New statistics show that 20% of high school students use some sort of e-cigarette device. Middle and High school districts all across America are trying different methods to try to cut down on the vaping epidemic plaguing teenagers everywhere. A school in Alabama has even gone as extreme as removing the doors from bathroom stalls, since the bathroom is the number one spot teens go to vape during school hours.
The newest way districts are attempting to control this issue are vape detectors. Vape detectors look just like regular smoke alarms, however, since vapor from e-cigarette devices is less dense and overall a different chemical make up than regular smoke from fires, a different alarm system is needed.
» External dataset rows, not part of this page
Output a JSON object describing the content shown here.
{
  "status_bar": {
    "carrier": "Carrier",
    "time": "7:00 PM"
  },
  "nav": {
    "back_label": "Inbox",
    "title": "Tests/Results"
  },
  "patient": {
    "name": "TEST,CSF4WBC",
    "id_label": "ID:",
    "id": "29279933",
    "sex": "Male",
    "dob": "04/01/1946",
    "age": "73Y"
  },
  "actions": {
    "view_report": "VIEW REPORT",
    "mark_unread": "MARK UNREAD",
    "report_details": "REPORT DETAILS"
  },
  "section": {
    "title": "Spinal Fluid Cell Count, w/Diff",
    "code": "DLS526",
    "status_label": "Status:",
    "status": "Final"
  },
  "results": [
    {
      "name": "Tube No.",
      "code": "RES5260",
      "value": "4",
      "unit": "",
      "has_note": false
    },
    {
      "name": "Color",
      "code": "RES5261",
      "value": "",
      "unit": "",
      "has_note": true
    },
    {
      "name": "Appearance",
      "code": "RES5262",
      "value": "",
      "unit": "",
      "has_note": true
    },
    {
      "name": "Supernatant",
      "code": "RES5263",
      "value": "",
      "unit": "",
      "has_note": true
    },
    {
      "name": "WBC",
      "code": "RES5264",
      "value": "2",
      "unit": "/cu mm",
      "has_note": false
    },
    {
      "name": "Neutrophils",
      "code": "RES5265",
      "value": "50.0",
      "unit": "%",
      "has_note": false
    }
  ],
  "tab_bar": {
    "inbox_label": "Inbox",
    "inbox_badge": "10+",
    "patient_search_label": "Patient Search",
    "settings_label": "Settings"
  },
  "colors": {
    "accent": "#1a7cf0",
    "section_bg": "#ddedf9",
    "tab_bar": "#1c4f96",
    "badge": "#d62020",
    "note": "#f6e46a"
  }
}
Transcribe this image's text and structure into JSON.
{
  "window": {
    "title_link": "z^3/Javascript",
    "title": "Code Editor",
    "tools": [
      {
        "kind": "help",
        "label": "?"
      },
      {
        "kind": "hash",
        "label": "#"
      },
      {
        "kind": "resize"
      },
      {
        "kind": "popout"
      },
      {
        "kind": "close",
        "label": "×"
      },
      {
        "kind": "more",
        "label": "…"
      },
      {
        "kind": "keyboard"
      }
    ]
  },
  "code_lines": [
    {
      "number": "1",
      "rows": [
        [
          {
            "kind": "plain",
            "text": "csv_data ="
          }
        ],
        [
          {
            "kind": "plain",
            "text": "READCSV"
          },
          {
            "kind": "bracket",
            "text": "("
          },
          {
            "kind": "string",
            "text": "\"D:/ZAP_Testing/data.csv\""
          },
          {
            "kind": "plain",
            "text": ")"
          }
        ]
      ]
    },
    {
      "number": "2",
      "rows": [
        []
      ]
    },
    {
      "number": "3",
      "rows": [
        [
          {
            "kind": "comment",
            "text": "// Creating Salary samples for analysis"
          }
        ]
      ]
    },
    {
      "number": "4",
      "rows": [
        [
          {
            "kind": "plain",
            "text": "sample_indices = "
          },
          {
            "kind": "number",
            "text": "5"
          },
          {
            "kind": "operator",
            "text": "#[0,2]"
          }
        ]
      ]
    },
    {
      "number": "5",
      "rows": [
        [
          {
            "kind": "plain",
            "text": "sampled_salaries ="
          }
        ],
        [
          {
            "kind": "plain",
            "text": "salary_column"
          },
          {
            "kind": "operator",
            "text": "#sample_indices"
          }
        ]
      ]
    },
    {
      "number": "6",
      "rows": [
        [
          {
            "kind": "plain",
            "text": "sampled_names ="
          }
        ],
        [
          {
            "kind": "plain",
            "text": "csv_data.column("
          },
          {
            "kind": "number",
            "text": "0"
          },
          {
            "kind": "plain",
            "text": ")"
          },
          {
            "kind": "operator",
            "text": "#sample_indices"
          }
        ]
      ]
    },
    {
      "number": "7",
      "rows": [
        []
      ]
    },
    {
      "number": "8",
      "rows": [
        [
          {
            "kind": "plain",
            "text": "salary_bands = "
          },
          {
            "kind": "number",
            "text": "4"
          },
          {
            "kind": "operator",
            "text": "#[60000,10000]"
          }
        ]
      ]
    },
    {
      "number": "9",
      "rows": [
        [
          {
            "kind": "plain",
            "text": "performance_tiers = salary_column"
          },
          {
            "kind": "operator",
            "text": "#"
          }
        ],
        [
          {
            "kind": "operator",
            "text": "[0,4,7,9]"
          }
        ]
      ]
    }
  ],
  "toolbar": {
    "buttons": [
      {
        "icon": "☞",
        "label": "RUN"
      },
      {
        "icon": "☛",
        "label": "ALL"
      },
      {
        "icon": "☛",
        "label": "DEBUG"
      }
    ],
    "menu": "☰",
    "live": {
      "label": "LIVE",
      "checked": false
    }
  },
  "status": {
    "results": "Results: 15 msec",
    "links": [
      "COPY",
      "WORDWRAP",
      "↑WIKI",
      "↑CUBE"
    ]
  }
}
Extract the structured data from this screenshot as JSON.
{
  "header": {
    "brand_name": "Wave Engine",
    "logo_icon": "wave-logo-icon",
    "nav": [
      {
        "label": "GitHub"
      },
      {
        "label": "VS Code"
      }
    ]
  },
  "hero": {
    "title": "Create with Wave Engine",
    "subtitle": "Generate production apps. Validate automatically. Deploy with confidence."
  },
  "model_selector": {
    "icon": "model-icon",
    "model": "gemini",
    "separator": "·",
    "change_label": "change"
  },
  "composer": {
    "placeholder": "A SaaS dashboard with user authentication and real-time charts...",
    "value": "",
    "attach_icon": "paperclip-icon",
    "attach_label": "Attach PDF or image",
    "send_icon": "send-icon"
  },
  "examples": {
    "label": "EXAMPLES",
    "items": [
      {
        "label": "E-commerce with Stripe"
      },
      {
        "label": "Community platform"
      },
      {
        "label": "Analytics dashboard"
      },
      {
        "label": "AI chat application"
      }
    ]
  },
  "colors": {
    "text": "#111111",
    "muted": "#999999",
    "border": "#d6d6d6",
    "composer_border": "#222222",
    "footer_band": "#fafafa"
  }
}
Some of these alarms are even equipped to detect smoke vapor from THC (marijuana) vapor pens, and loud sound abnormalities, which some districts are using to notify administrators when bullying may be occurring.
The detectors also won’t sound an alarm when vapor smoke is present, instead it sends a notification to a school administrators phone (or multiple phones depending on who syncs their phone with the device) this way school officials can go and confiscate the device from the teenager in question. The device works the same way when it detects unusually loud sound frequencies, such as shouting from bullying, which also helps administrators step in. To see for yourself how this technology works, click here to watch a video demonstration.
School districts in New Jersey, Ohio, and Illinois have already begun implementing these new detectors into their schools, and so far all three states are loving the results. Sparta Township School District is one of ten districts in the state of New Jersey that has begun installing these devices in its high schools, and has plans to install them in all school buildings by the end of the month. They also are planning on putting them all throughout the school, not just in bathrooms.
As far as removing bathroom stall doors, as one Alabama school has done, Superintendent Michael Rossi Jr. told CNN they wouldn’t go that far. “This is not a gotcha-type thing, it’s an educational, restorative and holistic response. We’re not looking to punish people” he said.
Districts in Ohio aren’t being as relaxed with punishment, as the schools who have already installed the detectors have made it clear that any student caught vaping, or selling vape products, will face suspension. Schools in Ohio, and states alike, are hoping to expand the installations of these devices to all schools in all districts, however, cost is a factor, and so far the districts that have begun implementing this new system have paid for it with grant money.
Illinois is one of the main states trying to distribute these devices throughout it’s many districts as quickly as possible. Illinois alone has seen 42 cases of respiratory illnesses linked to vaping within the past 90 days, so they’re definitely motivated into getting e-cigarettes out of the hands of teenagers.
According to CNN, Last month, “an 18-year-old from Illinois was hospitalized with a severe pulmonary illness after using e-cigarettes for almost two years. His lungs were similar to those of a 70-year-old adult,” his doctors said.
So far, the United States has reported 450 cases, and counting, of respiratory/lung related illness that is linked to vaping. Doctors and Scientists still aren’t totally sure what specific aspect of vaping is causing the pneumonia like epidemic, but they do know that all of these cases are occurring in individuals who vaped some sort of smoke product within 90 days of being hospitalized.
In addition, six of those 450 people have died from their specific ailments, and a majority of these cases are happening with young teenagers who are going through pods a day to get their nicotine fix. These vapor detectors are a good step in the right direction to fixing the nicotine epidemic affecting so many young people. In addition, school administrators everywhere encourage parents and guardians to make sure they’re enforcing a non-nicotine/tobacco household, as well as keeping an eye on their child and what they might be putting into their lungs.
Eric Mastrota is a Contributing Editor at The National Digest based in New York. A graduate of SUNY New Paltz, he reports on world news, culture, and lifestyle. You can reach him at firstname.lastname@example.org.